(Items from a dataset)
__________
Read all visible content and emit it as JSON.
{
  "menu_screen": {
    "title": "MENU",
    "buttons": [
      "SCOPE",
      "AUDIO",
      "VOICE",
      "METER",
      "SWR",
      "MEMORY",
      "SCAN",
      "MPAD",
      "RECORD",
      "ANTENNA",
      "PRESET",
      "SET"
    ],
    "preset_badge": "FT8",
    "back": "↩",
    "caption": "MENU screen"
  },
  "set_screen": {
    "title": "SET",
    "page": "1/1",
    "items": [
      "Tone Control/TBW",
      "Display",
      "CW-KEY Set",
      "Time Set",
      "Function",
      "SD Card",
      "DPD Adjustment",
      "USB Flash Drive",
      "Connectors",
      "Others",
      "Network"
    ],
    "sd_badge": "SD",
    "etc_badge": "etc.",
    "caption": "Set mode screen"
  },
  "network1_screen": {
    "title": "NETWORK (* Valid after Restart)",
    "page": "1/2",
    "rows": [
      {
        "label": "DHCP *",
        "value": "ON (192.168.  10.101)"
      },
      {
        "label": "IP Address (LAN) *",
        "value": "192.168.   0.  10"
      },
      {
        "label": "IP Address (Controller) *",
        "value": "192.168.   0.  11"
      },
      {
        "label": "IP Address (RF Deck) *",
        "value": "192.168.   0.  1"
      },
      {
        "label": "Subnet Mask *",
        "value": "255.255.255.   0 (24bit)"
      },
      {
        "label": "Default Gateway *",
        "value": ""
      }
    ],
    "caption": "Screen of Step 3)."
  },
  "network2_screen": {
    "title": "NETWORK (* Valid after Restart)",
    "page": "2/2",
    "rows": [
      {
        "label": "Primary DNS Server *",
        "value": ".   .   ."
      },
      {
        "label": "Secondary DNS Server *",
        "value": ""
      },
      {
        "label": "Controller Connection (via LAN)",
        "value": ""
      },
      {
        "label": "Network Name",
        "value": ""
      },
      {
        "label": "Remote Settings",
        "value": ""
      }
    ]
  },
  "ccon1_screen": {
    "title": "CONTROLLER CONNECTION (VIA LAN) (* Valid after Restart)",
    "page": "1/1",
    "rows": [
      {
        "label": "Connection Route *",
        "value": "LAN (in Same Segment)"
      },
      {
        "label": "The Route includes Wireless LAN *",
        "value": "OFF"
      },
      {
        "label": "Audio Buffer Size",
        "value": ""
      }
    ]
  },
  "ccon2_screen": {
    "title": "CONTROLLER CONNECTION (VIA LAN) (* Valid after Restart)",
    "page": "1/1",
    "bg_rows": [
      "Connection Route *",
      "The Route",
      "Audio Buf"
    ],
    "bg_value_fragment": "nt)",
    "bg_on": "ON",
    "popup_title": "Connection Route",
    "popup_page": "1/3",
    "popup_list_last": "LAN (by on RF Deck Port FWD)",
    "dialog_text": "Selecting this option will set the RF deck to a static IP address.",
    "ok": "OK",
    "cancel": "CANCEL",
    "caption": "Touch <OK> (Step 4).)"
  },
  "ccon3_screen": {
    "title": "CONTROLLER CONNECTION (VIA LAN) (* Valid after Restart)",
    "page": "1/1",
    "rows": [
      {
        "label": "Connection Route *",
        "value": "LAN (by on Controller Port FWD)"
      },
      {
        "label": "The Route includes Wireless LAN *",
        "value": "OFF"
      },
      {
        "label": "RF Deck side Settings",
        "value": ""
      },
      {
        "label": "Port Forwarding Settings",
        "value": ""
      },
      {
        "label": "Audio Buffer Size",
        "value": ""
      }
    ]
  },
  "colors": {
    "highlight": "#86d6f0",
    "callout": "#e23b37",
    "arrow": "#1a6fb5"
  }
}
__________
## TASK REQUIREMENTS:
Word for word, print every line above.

## TASK ANSWER:
Read all visible content and emit it as JSON.
{
  "menu_screen": {
    "title": "MENU",
    "buttons": [
      "SCOPE",
      "AUDIO",
      "VOICE",
      "METER",
      "SWR",
      "MEMORY",
      "SCAN",
      "MPAD",
      "RECORD",
      "ANTENNA",
      "PRESET",
      "SET"
    ],
    "preset_badge": "FT8",
    "back": "↩",
    "caption": "MENU screen"
  },
  "set_screen": {
    "title": "SET",
    "page": "1/1",
    "items": [
      "Tone Control/TBW",
      "Display",
      "CW-KEY Set",
      "Time Set",
      "Function",
      "SD Card",
      "DPD Adjustment",
      "USB Flash Drive",
      "Connectors",
      "Others",
      "Network"
    ],
    "sd_badge": "SD",
    "etc_badge": "etc.",
    "caption": "Set mode screen"
  },
  "network1_screen": {
    "title": "NETWORK (* Valid after Restart)",
    "page": "1/2",
    "rows": [
      {
        "label": "DHCP *",
        "value": "ON (192.168.  10.101)"
      },
      {
        "label": "IP Address (LAN) *",
        "value": "192.168.   0.  10"
      },
      {
        "label": "IP Address (Controller) *",
        "value": "192.168.   0.  11"
      },
      {
        "label": "IP Address (RF Deck) *",
        "value": "192.168.   0.  1"
      },
      {
        "label": "Subnet Mask *",
        "value": "255.255.255.   0 (24bit)"
      },
      {
        "label": "Default Gateway *",
        "value": ""
      }
    ],
    "caption": "Screen of Step 3)."
  },
  "network2_screen": {
    "title": "NETWORK (* Valid after Restart)",
    "page": "2/2",
    "rows": [
      {
        "label": "Primary DNS Server *",
        "value": ".   .   ."
      },
      {
        "label": "Secondary DNS Server *",
        "value": ""
      },
      {
        "label": "Controller Connection (via LAN)",
        "value": ""
      },
      {
        "label": "Network Name",
        "value": ""
      },
      {
        "label": "Remote Settings",
        "value": ""
      }
    ]
  },
  "ccon1_screen": {
    "title": "CONTROLLER CONNECTION (VIA LAN) (* Valid after Restart)",
    "page": "1/1",
    "rows": [
      {
        "label": "Connection Route *",
        "value": "LAN (in Same Segment)"
      },
      {
        "label": "The Route includes Wireless LAN *",
        "value": "OFF"
      },
      {
        "label": "Audio Buffer Size",
        "value": ""
      }
    ]
  },
  "ccon2_screen": {
    "title": "CONTROLLER CONNECTION (VIA LAN) (* Valid after Restart)",
    "page": "1/1",
    "bg_rows": [
      "Connection Route *",
      "The Route",
      "Audio Buf"
    ],
    "bg_value_fragment": "nt)",
    "bg_on": "ON",
    "popup_title": "Connection Route",
    "popup_page": "1/3",
    "popup_list_last": "LAN (by on RF Deck Port FWD)",
    "dialog_text": "Selecting this option will set the RF deck to a static IP address.",
    "ok": "OK",
    "cancel": "CANCEL",
    "caption": "Touch <OK> (Step 4).)"
  },
  "ccon3_screen": {
    "title": "CONTROLLER CONNECTION (VIA LAN) (* Valid after Restart)",
    "page": "1/1",
    "rows": [
      {
        "label": "Connection Route *",
        "value": "LAN (by on Controller Port FWD)"
      },
      {
        "label": "The Route includes Wireless LAN *",
        "value": "OFF"
      },
      {
        "label": "RF Deck side Settings",
        "value": ""
      },
      {
        "label": "Port Forwarding Settings",
        "value": ""
      },
      {
        "label": "Audio Buffer Size",
        "value": ""
      }
    ]
  },
  "colors": {
    "highlight": "#86d6f0",
    "callout": "#e23b37",
    "arrow": "#1a6fb5"
  }
}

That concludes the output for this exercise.